Problem requirements
Search the records for the string "text". Copy each line where it occurs.
▶
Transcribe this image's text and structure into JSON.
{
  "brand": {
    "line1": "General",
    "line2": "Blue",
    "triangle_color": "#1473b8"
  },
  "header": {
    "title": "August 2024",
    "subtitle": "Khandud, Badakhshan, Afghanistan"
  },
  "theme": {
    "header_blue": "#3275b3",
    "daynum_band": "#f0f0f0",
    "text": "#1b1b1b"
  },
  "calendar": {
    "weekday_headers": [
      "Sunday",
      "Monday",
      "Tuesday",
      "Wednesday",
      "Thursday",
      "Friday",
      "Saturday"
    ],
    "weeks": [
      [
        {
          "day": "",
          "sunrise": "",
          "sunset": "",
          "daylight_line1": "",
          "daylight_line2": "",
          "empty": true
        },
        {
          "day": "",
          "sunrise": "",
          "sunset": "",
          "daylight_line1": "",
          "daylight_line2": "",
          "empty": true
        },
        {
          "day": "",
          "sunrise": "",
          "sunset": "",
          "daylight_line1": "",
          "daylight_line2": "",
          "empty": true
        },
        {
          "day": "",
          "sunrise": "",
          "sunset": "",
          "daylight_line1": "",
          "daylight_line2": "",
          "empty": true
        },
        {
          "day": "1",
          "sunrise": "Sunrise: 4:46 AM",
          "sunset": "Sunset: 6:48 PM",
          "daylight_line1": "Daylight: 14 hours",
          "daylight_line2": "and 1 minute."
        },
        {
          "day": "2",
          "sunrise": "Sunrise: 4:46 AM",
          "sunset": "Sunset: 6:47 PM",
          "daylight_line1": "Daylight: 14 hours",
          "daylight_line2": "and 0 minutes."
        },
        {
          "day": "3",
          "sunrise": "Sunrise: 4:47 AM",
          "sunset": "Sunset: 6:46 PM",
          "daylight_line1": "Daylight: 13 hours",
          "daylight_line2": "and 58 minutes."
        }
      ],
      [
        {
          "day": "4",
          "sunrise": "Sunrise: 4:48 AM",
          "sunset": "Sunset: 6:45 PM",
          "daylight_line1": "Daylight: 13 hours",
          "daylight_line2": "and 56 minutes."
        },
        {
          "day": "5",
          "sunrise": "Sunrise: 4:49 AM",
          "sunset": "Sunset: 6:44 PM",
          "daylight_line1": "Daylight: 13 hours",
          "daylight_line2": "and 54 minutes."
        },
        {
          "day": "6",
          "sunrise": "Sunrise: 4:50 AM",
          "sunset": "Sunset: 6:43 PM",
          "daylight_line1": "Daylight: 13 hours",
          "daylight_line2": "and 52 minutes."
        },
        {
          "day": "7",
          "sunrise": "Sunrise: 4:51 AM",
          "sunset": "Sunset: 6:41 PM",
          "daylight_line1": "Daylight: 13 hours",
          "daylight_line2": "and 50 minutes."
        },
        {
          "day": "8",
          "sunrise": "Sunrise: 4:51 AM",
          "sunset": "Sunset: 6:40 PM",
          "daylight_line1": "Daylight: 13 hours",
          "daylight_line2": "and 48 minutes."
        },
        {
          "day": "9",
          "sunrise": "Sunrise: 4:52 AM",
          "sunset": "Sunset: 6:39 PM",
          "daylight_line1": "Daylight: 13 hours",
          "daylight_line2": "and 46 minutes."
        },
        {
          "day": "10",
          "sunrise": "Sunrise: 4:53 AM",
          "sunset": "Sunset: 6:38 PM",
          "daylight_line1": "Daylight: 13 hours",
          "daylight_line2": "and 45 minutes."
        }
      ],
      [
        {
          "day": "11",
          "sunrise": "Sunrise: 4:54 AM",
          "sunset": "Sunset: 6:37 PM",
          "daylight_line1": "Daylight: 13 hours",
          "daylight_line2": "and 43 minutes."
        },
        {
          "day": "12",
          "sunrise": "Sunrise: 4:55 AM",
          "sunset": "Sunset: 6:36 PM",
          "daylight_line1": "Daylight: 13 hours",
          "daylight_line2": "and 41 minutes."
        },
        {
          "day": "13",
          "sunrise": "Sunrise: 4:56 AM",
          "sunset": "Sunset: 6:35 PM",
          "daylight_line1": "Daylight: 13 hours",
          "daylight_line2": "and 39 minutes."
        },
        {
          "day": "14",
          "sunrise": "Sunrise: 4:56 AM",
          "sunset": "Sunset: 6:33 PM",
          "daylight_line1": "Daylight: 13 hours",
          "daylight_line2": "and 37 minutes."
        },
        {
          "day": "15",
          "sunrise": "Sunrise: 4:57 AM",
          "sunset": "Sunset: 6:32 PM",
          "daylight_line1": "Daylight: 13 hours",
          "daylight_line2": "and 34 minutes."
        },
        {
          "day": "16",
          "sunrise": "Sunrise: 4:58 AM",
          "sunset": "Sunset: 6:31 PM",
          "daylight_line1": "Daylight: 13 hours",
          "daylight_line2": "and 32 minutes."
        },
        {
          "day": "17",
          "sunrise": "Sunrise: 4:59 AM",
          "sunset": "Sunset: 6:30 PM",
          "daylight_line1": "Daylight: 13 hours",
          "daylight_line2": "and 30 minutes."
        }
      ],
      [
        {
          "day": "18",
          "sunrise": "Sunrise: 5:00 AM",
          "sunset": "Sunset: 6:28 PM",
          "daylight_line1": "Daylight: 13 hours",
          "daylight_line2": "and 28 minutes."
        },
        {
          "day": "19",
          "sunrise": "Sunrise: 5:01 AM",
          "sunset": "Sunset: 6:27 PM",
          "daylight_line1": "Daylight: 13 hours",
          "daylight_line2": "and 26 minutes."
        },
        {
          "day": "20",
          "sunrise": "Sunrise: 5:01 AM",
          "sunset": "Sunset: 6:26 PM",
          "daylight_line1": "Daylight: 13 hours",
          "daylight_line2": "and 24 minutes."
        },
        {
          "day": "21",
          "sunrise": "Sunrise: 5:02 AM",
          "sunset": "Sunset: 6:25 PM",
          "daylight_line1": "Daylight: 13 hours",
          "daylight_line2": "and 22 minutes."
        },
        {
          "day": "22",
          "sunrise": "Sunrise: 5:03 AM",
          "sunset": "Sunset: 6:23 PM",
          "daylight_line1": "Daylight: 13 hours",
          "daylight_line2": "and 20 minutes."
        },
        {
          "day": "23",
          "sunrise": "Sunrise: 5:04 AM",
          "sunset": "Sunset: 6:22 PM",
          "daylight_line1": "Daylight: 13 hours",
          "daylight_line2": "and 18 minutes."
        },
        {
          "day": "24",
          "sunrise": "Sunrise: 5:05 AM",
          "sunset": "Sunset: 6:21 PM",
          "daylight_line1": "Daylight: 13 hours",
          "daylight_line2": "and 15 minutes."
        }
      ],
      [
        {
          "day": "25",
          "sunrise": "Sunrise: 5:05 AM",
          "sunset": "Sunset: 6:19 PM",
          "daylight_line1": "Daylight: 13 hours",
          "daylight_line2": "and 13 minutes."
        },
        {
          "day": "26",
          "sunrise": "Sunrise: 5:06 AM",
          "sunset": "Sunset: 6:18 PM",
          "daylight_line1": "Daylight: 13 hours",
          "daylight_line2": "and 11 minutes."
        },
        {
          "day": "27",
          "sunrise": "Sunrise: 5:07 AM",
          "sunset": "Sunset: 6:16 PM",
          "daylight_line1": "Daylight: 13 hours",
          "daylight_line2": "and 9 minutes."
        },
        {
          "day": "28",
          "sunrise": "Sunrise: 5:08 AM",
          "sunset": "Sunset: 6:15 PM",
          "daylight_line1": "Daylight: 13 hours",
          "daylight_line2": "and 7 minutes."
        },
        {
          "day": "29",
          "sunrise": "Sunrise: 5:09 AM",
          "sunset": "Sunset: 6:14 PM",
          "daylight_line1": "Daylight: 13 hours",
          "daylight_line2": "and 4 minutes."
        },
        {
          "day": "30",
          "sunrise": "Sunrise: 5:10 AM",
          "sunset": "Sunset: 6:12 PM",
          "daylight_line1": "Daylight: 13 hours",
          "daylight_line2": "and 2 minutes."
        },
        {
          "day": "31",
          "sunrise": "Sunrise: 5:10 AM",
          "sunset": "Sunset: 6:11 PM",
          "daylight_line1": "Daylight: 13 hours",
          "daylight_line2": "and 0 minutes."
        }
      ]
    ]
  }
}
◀
Result of the task
Transcribe this image's text and structure into JSON.
    "text": "#1b1b1b"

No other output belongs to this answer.